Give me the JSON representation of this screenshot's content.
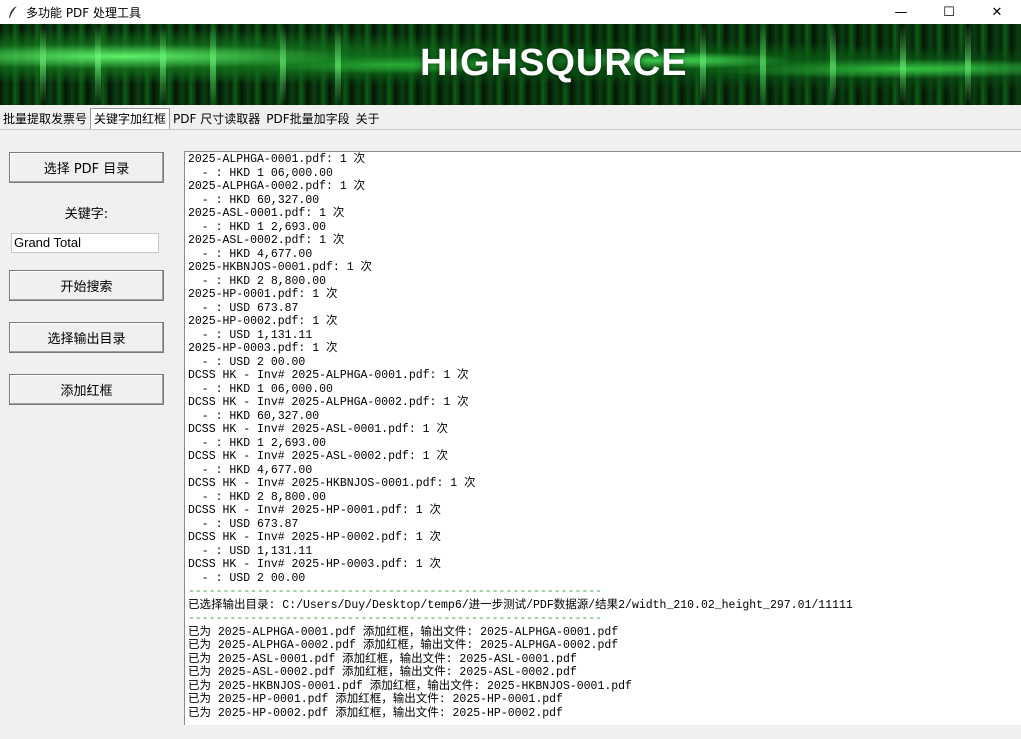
{
  "window": {
    "title": "多功能 PDF 处理工具",
    "icon": "feather-icon",
    "minimize": "—",
    "maximize": "☐",
    "close": "✕"
  },
  "banner": {
    "logo_text": "HIGHSQURCE"
  },
  "tabs": [
    {
      "label": "批量提取发票号",
      "active": false
    },
    {
      "label": "关键字加红框",
      "active": true
    },
    {
      "label": "PDF 尺寸读取器",
      "active": false
    },
    {
      "label": "PDF批量加字段",
      "active": false
    },
    {
      "label": "关于",
      "active": false
    }
  ],
  "controls": {
    "select_pdf_dir": "选择 PDF 目录",
    "keyword_label": "关键字:",
    "keyword_value": "Grand Total",
    "start_search": "开始搜索",
    "select_output_dir": "选择输出目录",
    "add_red_box": "添加红框"
  },
  "output_lines": [
    "2025-ALPHGA-0001.pdf: 1 次",
    "  - : HKD 1 06,000.00",
    "2025-ALPHGA-0002.pdf: 1 次",
    "  - : HKD 60,327.00",
    "2025-ASL-0001.pdf: 1 次",
    "  - : HKD 1 2,693.00",
    "2025-ASL-0002.pdf: 1 次",
    "  - : HKD 4,677.00",
    "2025-HKBNJOS-0001.pdf: 1 次",
    "  - : HKD 2 8,800.00",
    "2025-HP-0001.pdf: 1 次",
    "  - : USD 673.87",
    "2025-HP-0002.pdf: 1 次",
    "  - : USD 1,131.11",
    "2025-HP-0003.pdf: 1 次",
    "  - : USD 2 00.00",
    "DCSS HK - Inv# 2025-ALPHGA-0001.pdf: 1 次",
    "  - : HKD 1 06,000.00",
    "DCSS HK - Inv# 2025-ALPHGA-0002.pdf: 1 次",
    "  - : HKD 60,327.00",
    "DCSS HK - Inv# 2025-ASL-0001.pdf: 1 次",
    "  - : HKD 1 2,693.00",
    "DCSS HK - Inv# 2025-ASL-0002.pdf: 1 次",
    "  - : HKD 4,677.00",
    "DCSS HK - Inv# 2025-HKBNJOS-0001.pdf: 1 次",
    "  - : HKD 2 8,800.00",
    "DCSS HK - Inv# 2025-HP-0001.pdf: 1 次",
    "  - : USD 673.87",
    "DCSS HK - Inv# 2025-HP-0002.pdf: 1 次",
    "  - : USD 1,131.11",
    "DCSS HK - Inv# 2025-HP-0003.pdf: 1 次",
    "  - : USD 2 00.00",
    "------------------------------------------------------------",
    "已选择输出目录: C:/Users/Duy/Desktop/temp6/进一步测试/PDF数据源/结果2/width_210.02_height_297.01/11111",
    "------------------------------------------------------------",
    "已为 2025-ALPHGA-0001.pdf 添加红框，输出文件: 2025-ALPHGA-0001.pdf",
    "已为 2025-ALPHGA-0002.pdf 添加红框，输出文件: 2025-ALPHGA-0002.pdf",
    "已为 2025-ASL-0001.pdf 添加红框，输出文件: 2025-ASL-0001.pdf",
    "已为 2025-ASL-0002.pdf 添加红框，输出文件: 2025-ASL-0002.pdf",
    "已为 2025-HKBNJOS-0001.pdf 添加红框，输出文件: 2025-HKBNJOS-0001.pdf",
    "已为 2025-HP-0001.pdf 添加红框，输出文件: 2025-HP-0001.pdf",
    "已为 2025-HP-0002.pdf 添加红框，输出文件: 2025-HP-0002.pdf"
  ],
  "colors": {
    "separator": "#3aa14a",
    "window_bg": "#f0f0f0"
  }
}
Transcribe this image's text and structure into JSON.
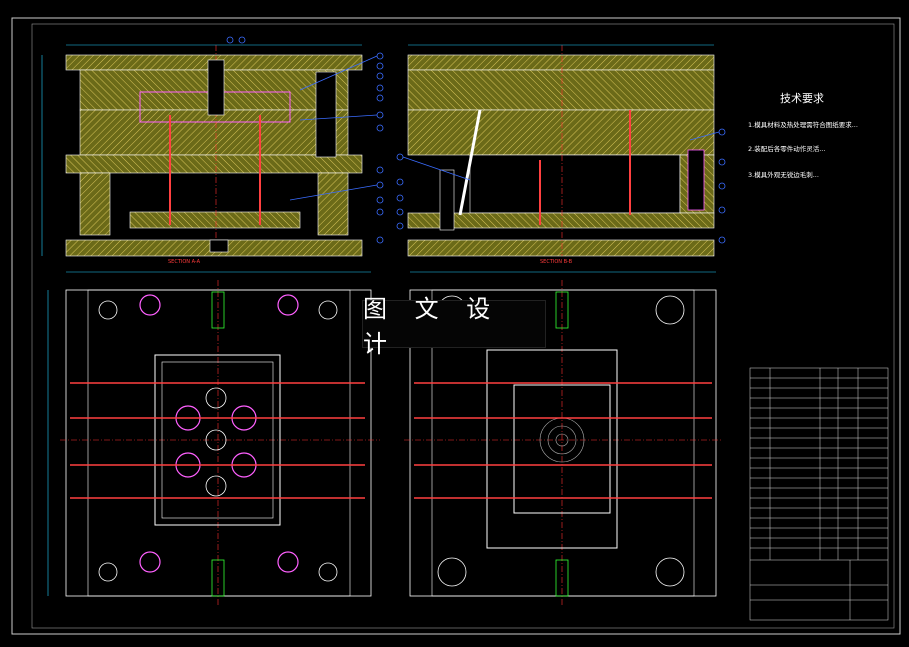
{
  "banner": {
    "text": "图 文 设 计"
  },
  "tech_requirements": {
    "title": "技术要求",
    "lines": [
      "1.模具材料及热处理需符合图纸要求...",
      "2.装配后各零件动作灵活...",
      "3.模具外观无锐边毛刺..."
    ]
  },
  "sections": {
    "left_label": "SECTION A-A",
    "right_label": "SECTION B-B"
  },
  "colors": {
    "background": "#000000",
    "plate_fill": "#6b6a18",
    "hatch": "#c8b64a",
    "outline": "#ffffff",
    "centerline": "#ff3030",
    "cooling": "#ff40ff",
    "callout": "#3a6cff",
    "dimension": "#20d0ff",
    "green": "#33ff33"
  }
}
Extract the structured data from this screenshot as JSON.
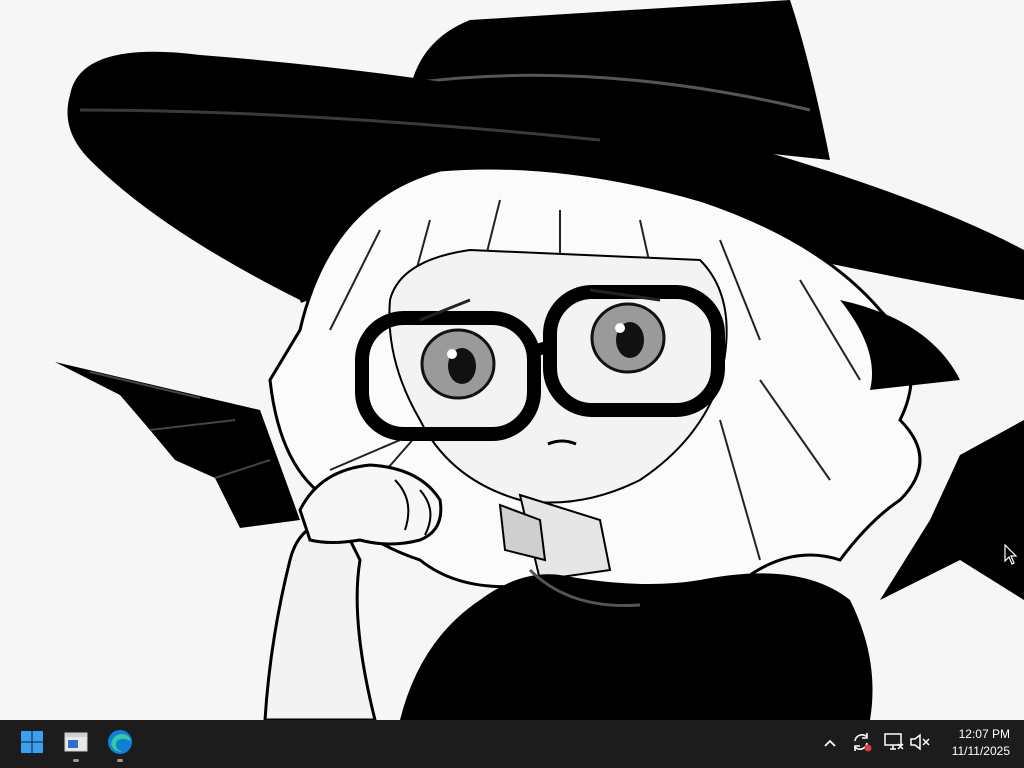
{
  "desktop": {
    "wallpaper": {
      "icon": "anime-witch-girl-illustration",
      "colors": {
        "ink": "#000000",
        "paper": "#f6f6f6",
        "shade": "#cfcfcf"
      }
    }
  },
  "taskbar": {
    "background": "#1c1c1c",
    "pinned": [
      {
        "name": "start-button",
        "icon": "windows-logo-icon",
        "running": false
      },
      {
        "name": "taskbar-app-window",
        "icon": "app-window-icon",
        "running": true
      },
      {
        "name": "taskbar-app-edge",
        "icon": "edge-browser-icon",
        "running": true
      }
    ],
    "tray": [
      {
        "name": "show-hidden-icons-button",
        "icon": "chevron-up-icon"
      },
      {
        "name": "sync-status-icon",
        "icon": "sync-alert-icon"
      },
      {
        "name": "network-icon",
        "icon": "network-disconnected-icon"
      },
      {
        "name": "volume-icon",
        "icon": "volume-muted-icon"
      }
    ],
    "clock": {
      "time": "12:07 PM",
      "date": "11/11/2025"
    }
  }
}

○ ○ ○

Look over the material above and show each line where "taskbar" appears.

TASK SOLUTION>
  "taskbar": {
        "name": "taskbar-app-window",
        "name": "taskbar-app-edge",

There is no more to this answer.